Color management for advanced Mac users. (December 14th, 2006)
Product Manufacturer: O'Reilly Media, Inc.
Price: $29.99 US ?£20.99 GBP
- Easy to read. Excellent design.
- Not for novice Mac users.
A few months ago O’Reilly Media brought commercial photographer and trainer, Eddie Tapp on board to write a series of focused books for serious photographers. The Eddie Tapp on Digital Photography series is tutorial-like in its approach, with each book representing a complete seminar on a particular aspect of digital photography. Seminars do not always translate well into books, but I am impressed with this attempt.
The second book in the series, released in October, covers working with color and all of its associated hardware and software. Practical Color Management: Eddie Tapp on Digital Photography, includes a guest chapter by color expert Rick Lucas.

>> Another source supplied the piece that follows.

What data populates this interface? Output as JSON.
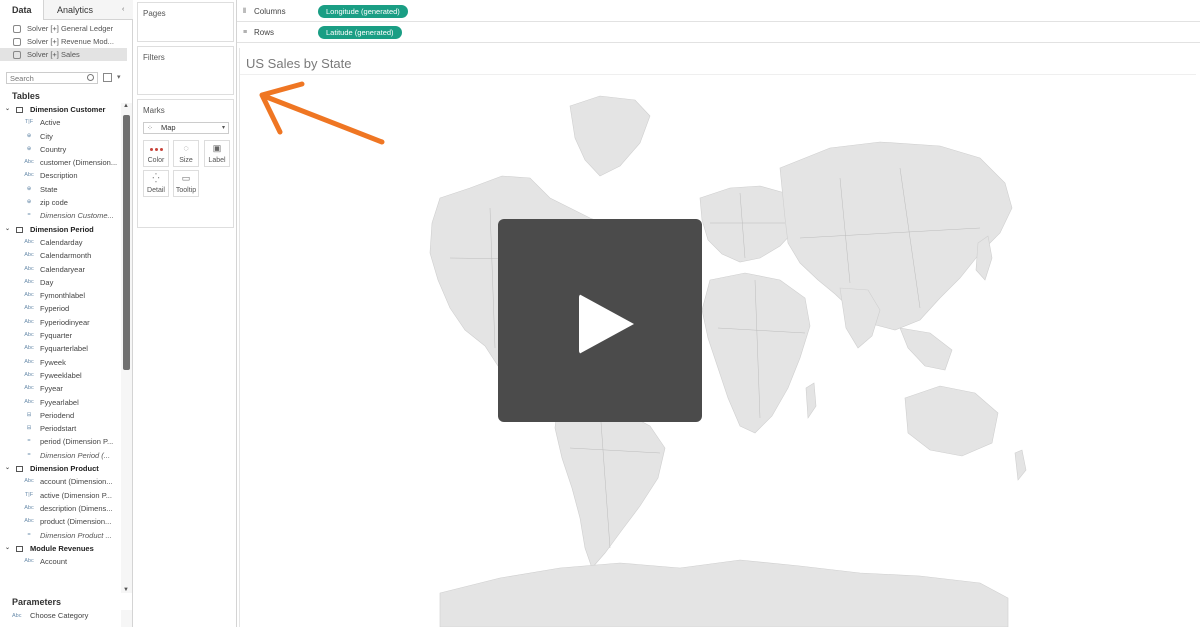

Color Management Made Almost EasyMy review of the Pantone huey colorimeter opened my eyes to color management, which changed how I work with and edit my photographs. As a film and digital photographer, understanding color is my pot at the end of the rainbow, no gold, just good photographic prints. You need to learn about the nuances of how color changes from the screen, the scanner, and out the printer, if you really want your prints to have that polished finish with correct color. The key is learning that black hole of color management.
This easy to read and well-designed book is aimed at people with some knowledge of computers and digital photo editing. The well-produced photographs, charts, and illustrations do not leave you guessing at what color you are supposed to be seeing. On each page, the black text is printed over light gray, so the glossy paper does not blind you while reading. This sets the book apart from most other books on color and it shows their regard of the reader. While the concepts are deep, the amount of material per page is easily digestible.
I found the first third of the book informative and a good overall introduction to color management. It explains the background concepts and terminology, but I felt like much information was missing. The last three chapters filled most of those holes of information with more detail than I hope I will ever need. You learn about color spaces you can choose in Photoshop, specific examples about device calibration, and some of the hardware needed.
Not for NovicesWhile many of the explanations make more sense if you have the example products, such as Photoshop, color calibration tools, and various color charts, Tapp’s prose makes short work out of understanding the color workflow across devices.
This is not a book for novices, but the presentation style and language makes it easy to read. If you are not sure whether you are ready for a book of this caliber, you can download or read the Table of Contents and Chapter 2, “Understanding Key Color Management Concepts,” on O’Reilly’s site to get a solid taste of its content.
I walked away feeling like I had learned a lot about color management, but recognized that it is a serious financial investment to gather the tools necessary to implement the process correctly.